**Task to carry out:** For the entries presented below, indicate the number of lines that include the word "EnVISS", adding nothing else.

::::::

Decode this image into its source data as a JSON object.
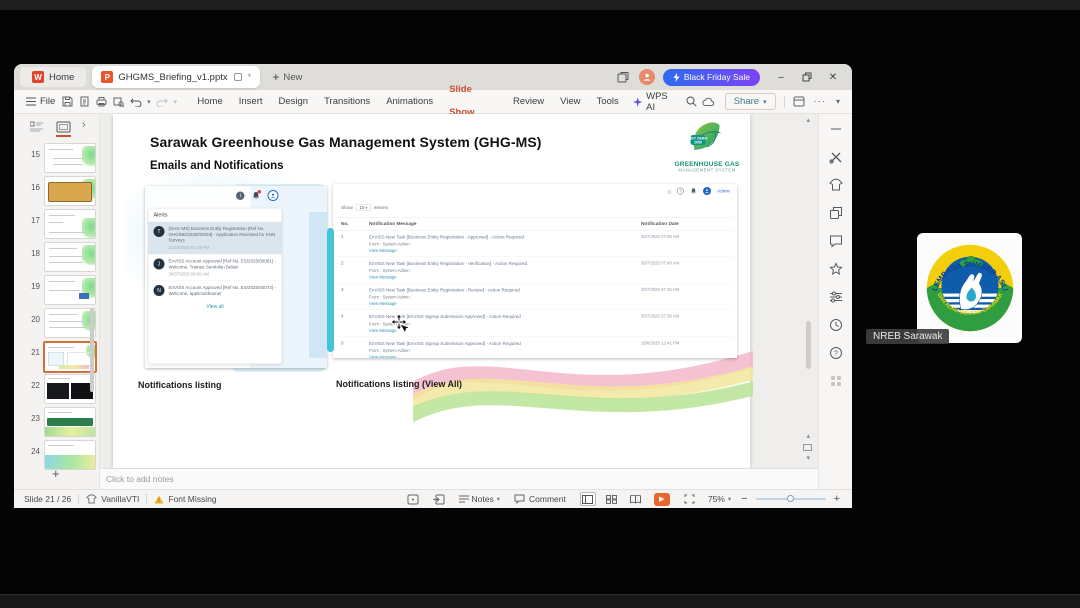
{
  "titlebar": {
    "home_tab": "Home",
    "doc_tab": "GHGMS_Briefing_v1.pptx",
    "new_label": "New",
    "promo": "Black Friday Sale"
  },
  "menubar": {
    "file": "File",
    "items": [
      "Home",
      "Insert",
      "Design",
      "Transitions",
      "Animations",
      "Slide Show",
      "Review",
      "View",
      "Tools"
    ],
    "ai_label": "WPS AI",
    "share_label": "Share"
  },
  "panel": {
    "numbers": [
      "15",
      "16",
      "17",
      "18",
      "19",
      "20",
      "21",
      "22",
      "23",
      "24"
    ],
    "selected": "21"
  },
  "slide": {
    "title": "Sarawak Greenhouse Gas Management System (GHG-MS)",
    "subtitle": "Emails and Notifications",
    "logo": {
      "badge1": "NET ZERO",
      "badge2": "2050",
      "line1": "GREENHOUSE GAS",
      "line2": "MANAGEMENT SYSTEM"
    },
    "alerts": {
      "header": "Alerts",
      "view_all": "View all",
      "items": [
        {
          "initial": "T",
          "text": "[GHG-MS] Business Entity Registration [Ref No. GHG/BE/2025/00033] - Application Received for KNN Surveys",
          "time": "21/10/2025 02:19 PM"
        },
        {
          "initial": "J",
          "text": "EnVISS Account Approved [Ref No. ES/2025/00081] - Welcome, Trainee Sembilan Belas!",
          "time": "30/07/2025 09:09 AM"
        },
        {
          "initial": "N",
          "text": "EnVISS Account Approved [Ref No. ES/2025/00072] - Welcome, applicantfname!",
          "time": ""
        }
      ]
    },
    "listing": {
      "user": "Admin",
      "show_label": "Show",
      "per_page": "10",
      "entries_label": "entries",
      "col_no": "No.",
      "col_msg": "Notification Message",
      "col_date": "Notification Date",
      "from_label": "From : System Admin",
      "view_label": "View Message",
      "rows": [
        {
          "no": "1",
          "msg": "EnVISS New Task [Business Entity Registration - Approved] - Action Required",
          "date": "30/7/2025 07:49 AM"
        },
        {
          "no": "2",
          "msg": "EnVISS New Task [Business Entity Registration - Verification] - Action Required",
          "date": "30/7/2025 07:49 AM"
        },
        {
          "no": "3",
          "msg": "EnVISS New Task [Business Entity Registration - Review] - Action Required",
          "date": "30/7/2025 07:46 AM"
        },
        {
          "no": "4",
          "msg": "EnVISS New Task [EnVISS Signup Submission Approved] - Action Required",
          "date": "30/7/2025 07:39 AM"
        },
        {
          "no": "5",
          "msg": "EnVISS New Task [EnVISS Signup Submission Approved] - Action Required",
          "date": "16/6/2025 12:41 PM"
        }
      ]
    },
    "caption_left": "Notifications listing",
    "caption_right": "Notifications listing (View All)"
  },
  "notes_placeholder": "Click to add notes",
  "statusbar": {
    "slide_info": "Slide 21 / 26",
    "theme_name": "VanillaVTI",
    "warning": "Font Missing",
    "notes_label": "Notes",
    "comment_label": "Comment",
    "zoom_level": "75%"
  },
  "meeting": {
    "participant": "NREB Sarawak",
    "logo_arc_top": "LEMBAGA SUMBER ASLI",
    "logo_arc_bottom": "DAN ALAM SEKITAR SARAWAK"
  },
  "glyphs": {
    "home": "⌂",
    "chevron": "›",
    "plus": "+",
    "close": "✕",
    "minimize": "–",
    "asterisk": "*",
    "caret": "▾",
    "up": "▴",
    "down": "▾",
    "ellipsis": "···",
    "question": "?",
    "info": "i",
    "dash": "—",
    "minus": "−"
  },
  "colors": {
    "accent_orange": "#c8502e",
    "selection_orange": "#d4713a",
    "link_teal": "#2698b5",
    "promo_from": "#2e6bf0",
    "promo_to": "#7b42f6",
    "play_orange": "#e8662d"
  }
}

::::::

**Output of the task:** 7